### Task requirements
Set down every record exactly as it appears.

### Extracted data
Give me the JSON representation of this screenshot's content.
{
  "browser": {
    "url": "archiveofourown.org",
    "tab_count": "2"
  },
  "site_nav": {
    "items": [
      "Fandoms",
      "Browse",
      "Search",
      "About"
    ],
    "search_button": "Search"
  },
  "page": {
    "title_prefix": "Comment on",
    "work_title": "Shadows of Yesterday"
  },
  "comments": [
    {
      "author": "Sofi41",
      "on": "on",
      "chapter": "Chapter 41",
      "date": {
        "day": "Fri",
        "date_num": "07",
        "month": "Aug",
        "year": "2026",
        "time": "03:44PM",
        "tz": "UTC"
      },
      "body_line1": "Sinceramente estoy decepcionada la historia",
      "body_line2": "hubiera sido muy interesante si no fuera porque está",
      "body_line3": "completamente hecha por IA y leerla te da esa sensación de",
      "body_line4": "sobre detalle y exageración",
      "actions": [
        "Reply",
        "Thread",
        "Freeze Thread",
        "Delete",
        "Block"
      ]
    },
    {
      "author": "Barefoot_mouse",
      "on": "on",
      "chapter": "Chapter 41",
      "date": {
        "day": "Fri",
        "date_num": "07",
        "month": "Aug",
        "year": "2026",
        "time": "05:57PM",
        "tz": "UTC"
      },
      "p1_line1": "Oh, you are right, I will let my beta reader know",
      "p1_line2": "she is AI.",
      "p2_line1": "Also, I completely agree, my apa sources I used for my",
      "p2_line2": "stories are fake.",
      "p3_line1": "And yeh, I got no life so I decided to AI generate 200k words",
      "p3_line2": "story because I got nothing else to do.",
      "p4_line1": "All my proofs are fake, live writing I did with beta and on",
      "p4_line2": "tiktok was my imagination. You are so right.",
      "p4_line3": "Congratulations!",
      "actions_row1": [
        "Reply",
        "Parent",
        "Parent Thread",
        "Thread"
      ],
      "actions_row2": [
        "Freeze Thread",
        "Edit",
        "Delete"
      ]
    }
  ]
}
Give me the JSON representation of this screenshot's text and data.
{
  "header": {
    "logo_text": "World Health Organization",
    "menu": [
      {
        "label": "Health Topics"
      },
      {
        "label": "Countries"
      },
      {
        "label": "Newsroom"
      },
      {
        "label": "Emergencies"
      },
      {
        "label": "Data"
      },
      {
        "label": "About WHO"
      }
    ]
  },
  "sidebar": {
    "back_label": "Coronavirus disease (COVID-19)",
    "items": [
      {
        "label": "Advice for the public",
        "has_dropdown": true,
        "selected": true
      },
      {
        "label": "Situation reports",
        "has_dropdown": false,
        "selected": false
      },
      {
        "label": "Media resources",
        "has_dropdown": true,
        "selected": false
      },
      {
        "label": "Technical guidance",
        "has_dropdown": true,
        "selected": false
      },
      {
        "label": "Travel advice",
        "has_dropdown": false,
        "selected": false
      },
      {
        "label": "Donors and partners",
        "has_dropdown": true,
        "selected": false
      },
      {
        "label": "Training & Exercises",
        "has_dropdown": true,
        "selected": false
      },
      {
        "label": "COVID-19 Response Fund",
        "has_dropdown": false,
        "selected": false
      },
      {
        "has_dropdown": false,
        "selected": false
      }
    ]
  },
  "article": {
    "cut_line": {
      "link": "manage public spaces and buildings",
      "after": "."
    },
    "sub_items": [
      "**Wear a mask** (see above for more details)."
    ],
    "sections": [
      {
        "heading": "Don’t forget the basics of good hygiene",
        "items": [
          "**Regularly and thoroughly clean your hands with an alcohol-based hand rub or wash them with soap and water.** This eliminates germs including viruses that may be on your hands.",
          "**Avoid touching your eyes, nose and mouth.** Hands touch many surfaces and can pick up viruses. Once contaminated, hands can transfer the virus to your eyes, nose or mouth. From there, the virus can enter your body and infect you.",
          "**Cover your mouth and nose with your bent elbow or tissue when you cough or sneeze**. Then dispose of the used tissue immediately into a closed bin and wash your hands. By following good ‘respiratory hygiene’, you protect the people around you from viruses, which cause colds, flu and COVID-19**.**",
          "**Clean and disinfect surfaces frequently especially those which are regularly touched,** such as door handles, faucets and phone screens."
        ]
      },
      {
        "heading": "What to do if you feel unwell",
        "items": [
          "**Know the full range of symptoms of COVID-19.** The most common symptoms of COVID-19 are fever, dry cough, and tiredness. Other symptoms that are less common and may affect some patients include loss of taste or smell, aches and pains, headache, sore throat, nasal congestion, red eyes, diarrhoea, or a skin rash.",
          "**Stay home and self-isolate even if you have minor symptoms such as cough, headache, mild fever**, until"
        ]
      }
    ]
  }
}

### Output below
Give me the JSON representation of this screenshot's content.
{
  "browser": {
    "url": "archiveofourown.org",
    "tab_count": "2"
  },
  "site_nav": {
    "items": [
      "Fandoms",
      "Browse",
      "Search",
      "About"
    ],
    "search_button": "Search"
  },
  "page": {
    "title_prefix": "Comment on",
    "work_title": "Shadows of Yesterday"
  },
  "comments": [
    {
      "author": "Sofi41",
      "on": "on",
      "chapter": "Chapter 41",
      "date": {
        "day": "Fri",
        "date_num": "07",
        "month": "Aug",
        "year": "2026",
        "time": "03:44PM",
        "tz": "UTC"
      },
      "body_line1": "Sinceramente estoy decepcionada la historia",
      "body_line2": "hubiera sido muy interesante si no fuera porque está",
      "body_line3": "completamente hecha por IA y leerla te da esa sensación de",
      "body_line4": "sobre detalle y exageración",
      "actions": [
        "Reply",
        "Thread",
        "Freeze Thread",
        "Delete",
        "Block"
      ]
    },
    {
      "author": "Barefoot_mouse",
      "on": "on",
      "chapter": "Chapter 41",
      "date": {
        "day": "Fri",
        "date_num": "07",
        "month": "Aug",
        "year": "2026",
        "time": "05:57PM",
        "tz": "UTC"
      },
      "p1_line1": "Oh, you are right, I will let my beta reader know",
      "p1_line2": "she is AI.",
      "p2_line1": "Also, I completely agree, my apa sources I used for my",
      "p2_line2": "stories are fake.",
      "p3_line1": "And yeh, I got no life so I decided to AI generate 200k words",
      "p3_line2": "story because I got nothing else to do.",
      "p4_line1": "All my proofs are fake, live writing I did with beta and on",
      "p4_line2": "tiktok was my imagination. You are so right.",
      "p4_line3": "Congratulations!",
      "actions_row1": [
        "Reply",
        "Parent",
        "Parent Thread",
        "Thread"
      ],
      "actions_row2": [
        "Freeze Thread",
        "Edit",
        "Delete"
      ]
    }
  ]
}
Give me the JSON representation of this screenshot's text and data.
{
  "header": {
    "logo_text": "World Health Organization",
    "menu": [
      {
        "label": "Health Topics"
      },
      {
        "label": "Countries"
      },
      {
        "label": "Newsroom"
      },
      {
        "label": "Emergencies"
      },
      {
        "label": "Data"
      },
      {
        "label": "About WHO"
      }
    ]
  },
  "sidebar": {
    "back_label": "Coronavirus disease (COVID-19)",
    "items": [
      {
        "label": "Advice for the public",
        "has_dropdown": true,
        "selected": true
      },
      {
        "label": "Situation reports",
        "has_dropdown": false,
        "selected": false
      },
      {
        "label": "Media resources",
        "has_dropdown": true,
        "selected": false
      },
      {
        "label": "Technical guidance",
        "has_dropdown": true,
        "selected": false
      },
      {
        "label": "Travel advice",
        "has_dropdown": false,
        "selected": false
      },
      {
        "label": "Donors and partners",
        "has_dropdown": true,
        "selected": false
      },
      {
        "label": "Training & Exercises",
        "has_dropdown": true,
        "selected": false
      },
      {
        "label": "COVID-19 Response Fund",
        "has_dropdown": false,
        "selected": false
      },
      {
        "has_dropdown": false,
        "selected": false
      }
    ]
  },
  "article": {
    "cut_line": {
      "link": "manage public spaces and buildings",
      "after": "."
    },
    "sub_items": [
      "**Wear a mask** (see above for more details)."
    ],
    "sections": [
      {
        "heading": "Don’t forget the basics of good hygiene",
        "items": [
          "**Regularly and thoroughly clean your hands with an alcohol-based hand rub or wash them with soap and water.** This eliminates germs including viruses that may be on your hands.",
          "**Avoid touching your eyes, nose and mouth.** Hands touch many surfaces and can pick up viruses. Once contaminated, hands can transfer the virus to your eyes, nose or mouth. From there, the virus can enter your body and infect you.",
          "**Cover your mouth and nose with your bent elbow or tissue when you cough or sneeze**. Then dispose of the used tissue immediately into a closed bin and wash your hands. By following good ‘respiratory hygiene’, you protect the people around you from viruses, which cause colds, flu and COVID-19**.**",
          "**Clean and disinfect surfaces frequently especially those which are regularly touched,** such as door handles, faucets and phone screens."
        ]
      },
      {
        "heading": "What to do if you feel unwell",
        "items": [
          "**Know the full range of symptoms of COVID-19.** The most common symptoms of COVID-19 are fever, dry cough, and tiredness. Other symptoms that are less common and may affect some patients include loss of taste or smell, aches and pains, headache, sore throat, nasal congestion, red eyes, diarrhoea, or a skin rash.",
          "**Stay home and self-isolate even if you have minor symptoms such as cough, headache, mild fever**, until"
        ]
      }
    ]
  }
}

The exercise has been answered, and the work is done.